Stakeholders' Highlights

  1. Nordic Council of MinistersOECD Report: Gender Equality Boosts GDP Growth in Nordic Region
  2. Centre Maurits Coppieters“Peace and reconciliation is a process that takes decades” Dr. Anthony Soares on #Brexit and Northern Ireland
  3. Mission of China to the EUMEPs Positive on China’s New Measures of Opening Up
  4. Macedonian Human Rights MovementOld White Men are Destroying Macedonia by Romanticizing Greece
  5. Counter BalanceControversial EIB-Backed Project Under Fire at European Parliament
  6. Nordic Council of MinistersIncome Inequality Increasing in Nordic Countries
  7. European Jewish CongressEU Leaders to Cease Contact with Mahmoud Abbas Until He Apologizes for Antisemitic Comments
  8. International Partnership for Human RightsAnnual Report celebrates organization’s tenth anniversary
  9. Nordic Council of MinistersNordic Cooperation Needed on Green Exports and Funding
  10. Mission of China to the EUPremier Li Confirms China Will Continue to Open Up
  11. European Jewish CongressCalls on Brussels University to Revoke Decision to Honour Ken Loach
  12. Sustainable Energy Week 2018"Lead the Clean Energy Transition"- Register and Join Us in Brussels from 5 to 7 May

Latest News

  1. US asks EU to go after Russian and African villains
  2. Facebook threatened with removal from EU-US data pact
  3. Defence firms 'reap benefits' of their advice to EU
  4. Athens mayor wants direct access to EU migration fund
  5. Nordics could be first carbon-negative region in world
  6. Zuckerberg and Trump top the EU's agenda This WEEK
  7. Integration of Syrian refugees in Europe needs scrutiny
  8. Bulgarian PM: No asylum reform without stronger border

Stakeholders' Highlights

  1. EU Green Week 2018Green Cities for a Greener Future.

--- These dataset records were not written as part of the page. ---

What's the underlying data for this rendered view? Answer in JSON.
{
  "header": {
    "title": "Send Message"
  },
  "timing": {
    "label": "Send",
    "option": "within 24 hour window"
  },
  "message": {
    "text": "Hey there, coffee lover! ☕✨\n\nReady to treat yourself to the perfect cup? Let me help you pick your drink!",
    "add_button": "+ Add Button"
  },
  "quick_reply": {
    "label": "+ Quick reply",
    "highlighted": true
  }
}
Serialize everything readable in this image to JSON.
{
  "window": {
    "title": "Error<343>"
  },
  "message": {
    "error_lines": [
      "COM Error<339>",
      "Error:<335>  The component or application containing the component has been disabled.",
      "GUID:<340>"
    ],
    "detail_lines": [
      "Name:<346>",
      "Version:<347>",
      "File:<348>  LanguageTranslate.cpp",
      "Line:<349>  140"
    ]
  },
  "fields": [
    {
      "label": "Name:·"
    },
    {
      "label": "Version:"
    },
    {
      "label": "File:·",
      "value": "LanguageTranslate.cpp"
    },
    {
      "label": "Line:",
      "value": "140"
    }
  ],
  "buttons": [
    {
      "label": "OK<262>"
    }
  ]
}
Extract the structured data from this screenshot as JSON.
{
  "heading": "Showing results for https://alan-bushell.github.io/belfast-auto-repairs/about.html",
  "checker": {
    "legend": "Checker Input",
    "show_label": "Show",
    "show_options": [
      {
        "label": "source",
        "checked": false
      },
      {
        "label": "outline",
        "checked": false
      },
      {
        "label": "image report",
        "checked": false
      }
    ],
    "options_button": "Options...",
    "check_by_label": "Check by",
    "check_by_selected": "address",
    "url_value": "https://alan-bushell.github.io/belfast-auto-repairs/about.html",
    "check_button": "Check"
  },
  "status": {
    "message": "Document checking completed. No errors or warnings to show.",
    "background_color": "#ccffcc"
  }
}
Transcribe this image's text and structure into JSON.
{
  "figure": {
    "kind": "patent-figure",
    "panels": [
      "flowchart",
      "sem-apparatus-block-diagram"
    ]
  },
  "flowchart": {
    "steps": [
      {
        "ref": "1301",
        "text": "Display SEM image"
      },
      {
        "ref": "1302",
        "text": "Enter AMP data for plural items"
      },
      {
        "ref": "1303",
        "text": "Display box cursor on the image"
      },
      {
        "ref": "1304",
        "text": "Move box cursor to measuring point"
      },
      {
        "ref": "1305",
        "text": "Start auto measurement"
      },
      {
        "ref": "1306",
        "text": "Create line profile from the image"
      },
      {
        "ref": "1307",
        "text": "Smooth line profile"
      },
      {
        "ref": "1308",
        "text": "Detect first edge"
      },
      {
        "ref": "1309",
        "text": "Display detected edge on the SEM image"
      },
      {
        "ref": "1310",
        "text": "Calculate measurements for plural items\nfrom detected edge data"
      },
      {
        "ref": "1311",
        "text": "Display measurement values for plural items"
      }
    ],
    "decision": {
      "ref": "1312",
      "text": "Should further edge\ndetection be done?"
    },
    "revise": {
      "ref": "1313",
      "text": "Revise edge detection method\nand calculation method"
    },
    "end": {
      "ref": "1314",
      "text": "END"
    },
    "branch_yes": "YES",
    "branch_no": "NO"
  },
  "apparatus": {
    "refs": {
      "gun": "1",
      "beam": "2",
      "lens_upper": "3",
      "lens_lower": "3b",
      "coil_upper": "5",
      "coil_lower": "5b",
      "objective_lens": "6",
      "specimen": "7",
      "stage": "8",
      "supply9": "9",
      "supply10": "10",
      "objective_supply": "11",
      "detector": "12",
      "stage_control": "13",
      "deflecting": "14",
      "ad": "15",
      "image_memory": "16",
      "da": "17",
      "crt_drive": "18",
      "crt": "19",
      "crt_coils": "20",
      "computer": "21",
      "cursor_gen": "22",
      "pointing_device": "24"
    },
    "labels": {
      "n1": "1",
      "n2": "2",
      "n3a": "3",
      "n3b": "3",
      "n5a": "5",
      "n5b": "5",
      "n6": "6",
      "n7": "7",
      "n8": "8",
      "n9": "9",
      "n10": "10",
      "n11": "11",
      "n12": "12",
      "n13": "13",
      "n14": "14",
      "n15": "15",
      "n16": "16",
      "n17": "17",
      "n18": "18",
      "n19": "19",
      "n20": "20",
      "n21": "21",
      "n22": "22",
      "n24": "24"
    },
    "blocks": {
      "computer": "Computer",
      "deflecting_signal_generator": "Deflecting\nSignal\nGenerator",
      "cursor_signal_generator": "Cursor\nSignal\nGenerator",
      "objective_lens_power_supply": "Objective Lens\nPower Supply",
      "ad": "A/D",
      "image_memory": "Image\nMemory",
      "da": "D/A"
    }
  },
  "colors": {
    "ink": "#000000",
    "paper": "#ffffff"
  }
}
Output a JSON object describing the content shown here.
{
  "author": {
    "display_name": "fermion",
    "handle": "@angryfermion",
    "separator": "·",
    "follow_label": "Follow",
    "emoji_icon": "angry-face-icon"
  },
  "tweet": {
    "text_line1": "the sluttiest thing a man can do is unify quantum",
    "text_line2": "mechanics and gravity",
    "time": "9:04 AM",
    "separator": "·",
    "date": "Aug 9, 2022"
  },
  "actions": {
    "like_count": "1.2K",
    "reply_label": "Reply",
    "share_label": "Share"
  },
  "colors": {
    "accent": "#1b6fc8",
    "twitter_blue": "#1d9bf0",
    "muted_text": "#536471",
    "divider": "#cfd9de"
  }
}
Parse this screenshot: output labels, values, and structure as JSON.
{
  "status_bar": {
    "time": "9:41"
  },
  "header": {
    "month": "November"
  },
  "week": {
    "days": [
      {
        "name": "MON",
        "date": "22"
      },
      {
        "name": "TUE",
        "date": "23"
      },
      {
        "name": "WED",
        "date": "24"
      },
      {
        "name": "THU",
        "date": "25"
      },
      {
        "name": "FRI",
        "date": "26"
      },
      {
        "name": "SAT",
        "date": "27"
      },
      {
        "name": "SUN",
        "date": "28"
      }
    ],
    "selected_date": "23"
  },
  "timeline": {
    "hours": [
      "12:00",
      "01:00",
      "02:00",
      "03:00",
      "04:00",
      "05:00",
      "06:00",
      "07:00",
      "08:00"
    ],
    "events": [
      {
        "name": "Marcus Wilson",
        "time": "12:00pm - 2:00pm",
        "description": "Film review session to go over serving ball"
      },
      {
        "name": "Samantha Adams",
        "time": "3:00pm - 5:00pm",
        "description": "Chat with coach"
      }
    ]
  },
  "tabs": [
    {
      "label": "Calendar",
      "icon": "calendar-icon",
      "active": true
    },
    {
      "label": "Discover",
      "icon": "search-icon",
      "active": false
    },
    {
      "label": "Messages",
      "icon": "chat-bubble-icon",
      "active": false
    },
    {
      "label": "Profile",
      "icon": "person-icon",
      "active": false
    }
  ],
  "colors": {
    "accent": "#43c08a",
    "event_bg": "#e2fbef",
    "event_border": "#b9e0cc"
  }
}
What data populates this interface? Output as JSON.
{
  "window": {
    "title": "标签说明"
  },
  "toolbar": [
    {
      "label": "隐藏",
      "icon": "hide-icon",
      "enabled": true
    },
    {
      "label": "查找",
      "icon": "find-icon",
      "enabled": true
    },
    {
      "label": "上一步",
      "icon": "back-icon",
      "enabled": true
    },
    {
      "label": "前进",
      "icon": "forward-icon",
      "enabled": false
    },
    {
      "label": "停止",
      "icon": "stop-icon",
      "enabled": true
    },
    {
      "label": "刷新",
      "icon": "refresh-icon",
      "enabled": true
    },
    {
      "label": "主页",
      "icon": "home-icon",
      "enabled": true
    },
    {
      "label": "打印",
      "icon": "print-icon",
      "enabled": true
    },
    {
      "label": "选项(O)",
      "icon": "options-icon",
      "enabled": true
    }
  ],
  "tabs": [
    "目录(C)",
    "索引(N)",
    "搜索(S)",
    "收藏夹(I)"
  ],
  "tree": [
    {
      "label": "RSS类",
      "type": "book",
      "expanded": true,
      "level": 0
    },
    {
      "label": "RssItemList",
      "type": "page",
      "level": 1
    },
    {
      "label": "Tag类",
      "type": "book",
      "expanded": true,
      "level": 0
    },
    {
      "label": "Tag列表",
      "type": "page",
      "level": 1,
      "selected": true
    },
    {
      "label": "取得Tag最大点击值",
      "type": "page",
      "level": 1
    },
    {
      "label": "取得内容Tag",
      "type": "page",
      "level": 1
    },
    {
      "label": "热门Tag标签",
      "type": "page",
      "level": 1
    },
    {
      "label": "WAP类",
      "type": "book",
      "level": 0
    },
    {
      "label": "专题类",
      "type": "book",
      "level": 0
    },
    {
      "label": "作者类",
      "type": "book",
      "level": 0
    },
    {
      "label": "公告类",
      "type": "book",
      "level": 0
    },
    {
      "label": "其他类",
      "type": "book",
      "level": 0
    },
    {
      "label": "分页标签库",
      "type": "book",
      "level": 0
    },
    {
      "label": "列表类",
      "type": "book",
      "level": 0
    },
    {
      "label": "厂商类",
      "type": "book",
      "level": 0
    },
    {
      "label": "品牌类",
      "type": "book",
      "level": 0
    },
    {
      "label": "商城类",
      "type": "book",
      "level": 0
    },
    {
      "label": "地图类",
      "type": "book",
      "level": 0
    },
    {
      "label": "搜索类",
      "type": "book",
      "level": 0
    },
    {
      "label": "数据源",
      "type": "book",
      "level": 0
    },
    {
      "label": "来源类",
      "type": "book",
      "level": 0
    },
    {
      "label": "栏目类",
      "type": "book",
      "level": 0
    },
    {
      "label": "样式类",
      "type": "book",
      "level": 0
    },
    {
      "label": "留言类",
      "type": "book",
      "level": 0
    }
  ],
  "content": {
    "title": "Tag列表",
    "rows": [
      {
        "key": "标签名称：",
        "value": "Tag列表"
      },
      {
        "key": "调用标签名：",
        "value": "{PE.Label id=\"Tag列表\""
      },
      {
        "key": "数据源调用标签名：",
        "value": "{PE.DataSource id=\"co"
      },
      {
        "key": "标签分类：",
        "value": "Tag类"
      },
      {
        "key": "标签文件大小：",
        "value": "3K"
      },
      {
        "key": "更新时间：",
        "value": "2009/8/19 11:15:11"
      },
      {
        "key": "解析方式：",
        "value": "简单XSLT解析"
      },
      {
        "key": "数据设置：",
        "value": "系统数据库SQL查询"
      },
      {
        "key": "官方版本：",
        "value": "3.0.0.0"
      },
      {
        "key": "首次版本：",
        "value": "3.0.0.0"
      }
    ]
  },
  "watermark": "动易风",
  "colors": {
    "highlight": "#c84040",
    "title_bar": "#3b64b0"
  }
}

Join the Debate in Brussels from 22 to 24 May
  2. Nordic Council of Ministers12 Recommendations for Nordic Leadership on Climate and Environment
  3. Macedonian Human Rights MovementOxford Professor Calls for an End to the Anti-Macedonian Name Negotiations
  4. ACCAPeople Who Speak-Up Should Feel Safe to Do So
  5. Mission of China to the EUProgress on China-EU Cooperation
  6. Nordic Council of MinistersWorld's Energy Ministers to Meet in Oresund in May to Discuss Green Energy
  7. ILGA EuropeParabéns! Portugal Votes to Respect the Rights of Trans and Intersex People
  8. Mission of China to the EUJobs, Energy, Steel: Government Work Report Sets China's Targets
  9. European Jewish CongressKantor Center Annual Report on Antisemitism Worldwide - The Year the Mask Came Off
  10. UNICEFCalls for the Protection of Children in the Gaza Strip
  11. Mission of China to the EUForeign Minister Wang Yi Highlights Importance of China-EU Relations
  12. Nordic Council of MinistersImmigration and Integration in the Nordic Region - Getting the Facts Straight